Later, President Donald Trump said that he would raise his offer for a stimulus package above his current level of $1.8 trillion. House Democrats have passed a $2.2 trillion bill.
"I would. Absolutely I would. I would say more. I would go higher. Go big or go home, I said it yesterday," the president told Fox Business.
"Nancy Pelosi doesn't want to give anything. She thinks it helps her with the election," Trump continued. "And I don't think so. I think it hurts her with the election because everyone knows she's holding it up. We're not holding it up. She's holding it up."
The president also took a swipe at his Treasury secretary, "So far he hasn't come home with the bacon."
House Speaker Nancy Pelosi, the lead negotiator for Democrats, had identified testing as one of the main sticking points in talks. Mnuchin appeared to cede ground to the speaker in an interview on CNBC's "Squawk Box."
"That issue is getting overblown," Mnuchin said. "We've agreed to $178 billion overall for health. It's an extraordinary amount of money. We'd agreed with the Democrats with $75 billion going to testing, contact tracing."
"What we have been focused on is the language around testing," he added. "When I speak to Pelosi today, I'm going to tell her that we're not going to let the testing issue stand in the way. We'll fundamentally agree with their testing language subject to some minor issues. This issue is being overblown."
Pelosi, whose party passed a $2.2 trillion relief bill in the House, has criticized the White House's latest $1.8 trillion proposal as insufficient.
But the conciliatory comments from the White House met resistance from Senate Majority Leader Mitch McConnell later in the day. The Kentucky Republican rejected the idea of a coronavirus relief package larger than $1.8 trillion and deemed his own $500 billion plan a more appropriate response.
"My members think what we laid out – a half a trillion dollars, highly targeted – is the best way to go. So that's what I'm going to put on the floor," McConnell said. "It's what Senate Republicans ... feel like is an appropriate response."
The mixed signals from the nation's top Republicans came after the Labor Department's jobless claims report added to concerns that the recovery in the U.S. labor market may be slowing.

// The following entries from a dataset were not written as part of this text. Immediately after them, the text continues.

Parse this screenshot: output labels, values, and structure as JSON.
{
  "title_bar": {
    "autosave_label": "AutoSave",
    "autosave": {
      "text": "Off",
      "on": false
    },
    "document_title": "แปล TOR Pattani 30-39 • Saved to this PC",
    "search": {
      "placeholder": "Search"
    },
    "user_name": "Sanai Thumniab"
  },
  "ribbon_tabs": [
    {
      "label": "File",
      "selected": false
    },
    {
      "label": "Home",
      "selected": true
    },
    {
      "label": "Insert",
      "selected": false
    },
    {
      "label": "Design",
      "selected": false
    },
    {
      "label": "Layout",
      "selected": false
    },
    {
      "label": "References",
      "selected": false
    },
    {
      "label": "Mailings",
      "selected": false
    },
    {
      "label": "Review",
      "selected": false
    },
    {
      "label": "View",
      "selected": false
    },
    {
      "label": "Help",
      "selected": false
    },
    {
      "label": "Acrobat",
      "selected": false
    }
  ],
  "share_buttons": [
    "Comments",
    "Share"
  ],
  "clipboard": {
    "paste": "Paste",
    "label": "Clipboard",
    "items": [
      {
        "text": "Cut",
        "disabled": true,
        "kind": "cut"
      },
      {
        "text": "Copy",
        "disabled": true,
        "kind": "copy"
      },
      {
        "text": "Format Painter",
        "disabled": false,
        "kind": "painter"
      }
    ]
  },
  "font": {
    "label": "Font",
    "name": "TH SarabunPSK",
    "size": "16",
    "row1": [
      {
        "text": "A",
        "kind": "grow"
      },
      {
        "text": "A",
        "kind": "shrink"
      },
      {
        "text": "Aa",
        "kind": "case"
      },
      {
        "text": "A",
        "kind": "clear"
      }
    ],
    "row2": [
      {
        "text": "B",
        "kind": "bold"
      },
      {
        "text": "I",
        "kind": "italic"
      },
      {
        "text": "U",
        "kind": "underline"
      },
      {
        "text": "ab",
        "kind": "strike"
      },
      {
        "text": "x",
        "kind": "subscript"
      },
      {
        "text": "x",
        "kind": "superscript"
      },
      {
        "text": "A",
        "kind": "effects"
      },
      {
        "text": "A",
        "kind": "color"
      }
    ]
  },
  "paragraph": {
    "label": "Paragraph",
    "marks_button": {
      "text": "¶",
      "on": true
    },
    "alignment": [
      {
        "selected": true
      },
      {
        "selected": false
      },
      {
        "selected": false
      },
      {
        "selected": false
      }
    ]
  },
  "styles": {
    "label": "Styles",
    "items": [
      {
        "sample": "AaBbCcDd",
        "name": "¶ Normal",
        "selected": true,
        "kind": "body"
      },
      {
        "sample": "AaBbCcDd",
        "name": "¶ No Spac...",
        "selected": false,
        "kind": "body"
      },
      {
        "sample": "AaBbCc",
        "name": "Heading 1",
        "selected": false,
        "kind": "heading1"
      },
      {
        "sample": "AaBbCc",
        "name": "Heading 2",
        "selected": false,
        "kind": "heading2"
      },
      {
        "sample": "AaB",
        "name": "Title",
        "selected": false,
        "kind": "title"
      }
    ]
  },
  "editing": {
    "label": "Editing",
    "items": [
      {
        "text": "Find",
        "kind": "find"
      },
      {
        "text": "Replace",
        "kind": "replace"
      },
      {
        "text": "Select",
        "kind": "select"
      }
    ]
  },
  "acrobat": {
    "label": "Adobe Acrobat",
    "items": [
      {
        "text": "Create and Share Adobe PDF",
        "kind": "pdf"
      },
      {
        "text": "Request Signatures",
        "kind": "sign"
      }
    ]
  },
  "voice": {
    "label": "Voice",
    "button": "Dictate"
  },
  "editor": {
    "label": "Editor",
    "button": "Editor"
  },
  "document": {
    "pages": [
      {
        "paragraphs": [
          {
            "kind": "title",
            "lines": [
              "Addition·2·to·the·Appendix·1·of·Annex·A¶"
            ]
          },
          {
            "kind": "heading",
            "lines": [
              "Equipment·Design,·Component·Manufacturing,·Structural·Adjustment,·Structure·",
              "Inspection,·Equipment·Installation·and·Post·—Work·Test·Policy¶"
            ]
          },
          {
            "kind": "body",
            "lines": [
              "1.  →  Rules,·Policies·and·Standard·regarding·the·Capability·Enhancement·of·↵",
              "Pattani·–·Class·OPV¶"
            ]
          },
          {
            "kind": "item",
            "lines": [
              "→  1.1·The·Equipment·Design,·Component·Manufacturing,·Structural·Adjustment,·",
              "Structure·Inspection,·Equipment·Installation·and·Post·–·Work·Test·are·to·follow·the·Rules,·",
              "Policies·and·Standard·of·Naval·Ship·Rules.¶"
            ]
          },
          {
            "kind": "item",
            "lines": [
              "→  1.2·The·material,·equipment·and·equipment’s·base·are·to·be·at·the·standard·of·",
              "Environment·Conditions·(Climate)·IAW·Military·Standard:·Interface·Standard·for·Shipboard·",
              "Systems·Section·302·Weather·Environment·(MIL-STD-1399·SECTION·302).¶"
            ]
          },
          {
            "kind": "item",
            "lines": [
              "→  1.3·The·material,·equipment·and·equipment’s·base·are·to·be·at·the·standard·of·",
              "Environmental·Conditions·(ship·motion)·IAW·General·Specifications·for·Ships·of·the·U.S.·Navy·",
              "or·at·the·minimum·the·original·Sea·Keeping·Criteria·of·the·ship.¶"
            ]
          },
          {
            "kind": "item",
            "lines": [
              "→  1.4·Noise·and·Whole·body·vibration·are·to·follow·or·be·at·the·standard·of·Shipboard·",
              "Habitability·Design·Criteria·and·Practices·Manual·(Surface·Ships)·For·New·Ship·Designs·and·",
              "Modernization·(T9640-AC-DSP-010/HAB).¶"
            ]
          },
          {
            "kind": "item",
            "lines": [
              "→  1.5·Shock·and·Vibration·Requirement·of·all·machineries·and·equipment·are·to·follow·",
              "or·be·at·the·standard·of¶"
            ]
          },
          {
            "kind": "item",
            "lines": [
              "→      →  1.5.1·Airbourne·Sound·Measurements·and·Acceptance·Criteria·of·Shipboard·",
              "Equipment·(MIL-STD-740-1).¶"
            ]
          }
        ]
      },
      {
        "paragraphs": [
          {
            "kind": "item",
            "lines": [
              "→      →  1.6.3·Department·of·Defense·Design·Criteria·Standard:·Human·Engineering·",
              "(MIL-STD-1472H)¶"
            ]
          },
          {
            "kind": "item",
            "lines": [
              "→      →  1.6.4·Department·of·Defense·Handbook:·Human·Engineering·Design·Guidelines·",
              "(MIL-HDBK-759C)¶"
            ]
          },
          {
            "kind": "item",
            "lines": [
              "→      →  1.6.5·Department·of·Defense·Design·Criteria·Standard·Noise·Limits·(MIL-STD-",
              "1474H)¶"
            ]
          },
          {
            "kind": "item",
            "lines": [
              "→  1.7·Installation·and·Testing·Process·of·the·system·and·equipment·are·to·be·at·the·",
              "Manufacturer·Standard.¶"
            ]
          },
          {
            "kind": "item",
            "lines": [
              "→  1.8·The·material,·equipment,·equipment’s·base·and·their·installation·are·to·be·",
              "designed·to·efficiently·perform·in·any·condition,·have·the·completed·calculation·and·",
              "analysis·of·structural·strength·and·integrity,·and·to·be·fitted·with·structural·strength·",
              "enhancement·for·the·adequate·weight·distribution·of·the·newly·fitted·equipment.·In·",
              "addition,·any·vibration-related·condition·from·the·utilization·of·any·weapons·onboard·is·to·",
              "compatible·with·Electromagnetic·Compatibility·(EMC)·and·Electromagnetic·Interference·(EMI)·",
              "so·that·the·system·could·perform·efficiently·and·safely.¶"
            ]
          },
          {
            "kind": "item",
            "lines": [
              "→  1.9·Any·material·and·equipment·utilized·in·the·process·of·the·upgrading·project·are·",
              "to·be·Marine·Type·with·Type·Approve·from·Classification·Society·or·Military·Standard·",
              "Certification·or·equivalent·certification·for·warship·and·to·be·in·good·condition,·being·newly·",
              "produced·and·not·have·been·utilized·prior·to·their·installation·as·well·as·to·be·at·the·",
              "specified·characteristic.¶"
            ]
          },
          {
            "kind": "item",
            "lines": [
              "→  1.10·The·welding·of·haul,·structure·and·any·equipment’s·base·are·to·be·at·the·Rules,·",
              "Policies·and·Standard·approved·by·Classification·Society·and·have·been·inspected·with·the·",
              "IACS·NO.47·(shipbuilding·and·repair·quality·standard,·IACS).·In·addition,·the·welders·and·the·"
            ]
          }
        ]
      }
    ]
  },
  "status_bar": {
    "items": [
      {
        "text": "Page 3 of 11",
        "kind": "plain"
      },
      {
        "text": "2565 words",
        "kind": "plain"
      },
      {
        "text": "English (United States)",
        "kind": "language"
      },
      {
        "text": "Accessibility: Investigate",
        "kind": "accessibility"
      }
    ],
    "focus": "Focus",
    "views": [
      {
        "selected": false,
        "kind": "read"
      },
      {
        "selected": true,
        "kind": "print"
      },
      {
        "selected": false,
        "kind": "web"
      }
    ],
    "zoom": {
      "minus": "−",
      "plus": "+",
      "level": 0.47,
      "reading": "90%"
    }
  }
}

The department reported that the number of first-time applicants for state unemployment insurance rose to 898,000 during the week ended Oct. 10. That total was the highest number since Aug. 22.
The public health crisis also shows few signs of abating, adding urgency to calls for further federal intervention.
Daily new U.S. cases of the coronavirus, as a seven-day average, continued to rise and topped 52,345 as of Wednesday, according to a CNBC analysis of Johns Hopkins data. Average daily new infections are 17% higher than a week ago and have been growing for the last 10 days.
Negotiations between the White House and Congress have been deadlocked for weeks, but the prospects for a deal before the 2020 election appeared to dim on Wednesday after a spokesman for Pelosi highlighted testing as a key difference between the two sides.
"One major area of disagreement continues to be that the White House lacks an understanding of the need for a national strategic testing plan," spokesman Drew Hammill wrote on Twitter. "The Speaker believes we must reopen our economy & schools safely & soon, & scientists agree we must have a strategic testing plan."
The comments from the Treasury secretary and the speaker earlier in the week weighed on equities on Wednesday, when the Dow lost 160 points and the S&P 500 shed 0.7%. U.S. stocks appeared set for their third straight day of losses Thursday morning as the Dow dropped 275 points and the S&P 500 lost 1.1%
Trump said he had scrapped stimulus talks earlier this month until after the election, but he later reversed course and called for a big relief package as his Democratic challenger, Joe Biden, extended his lead in national polls.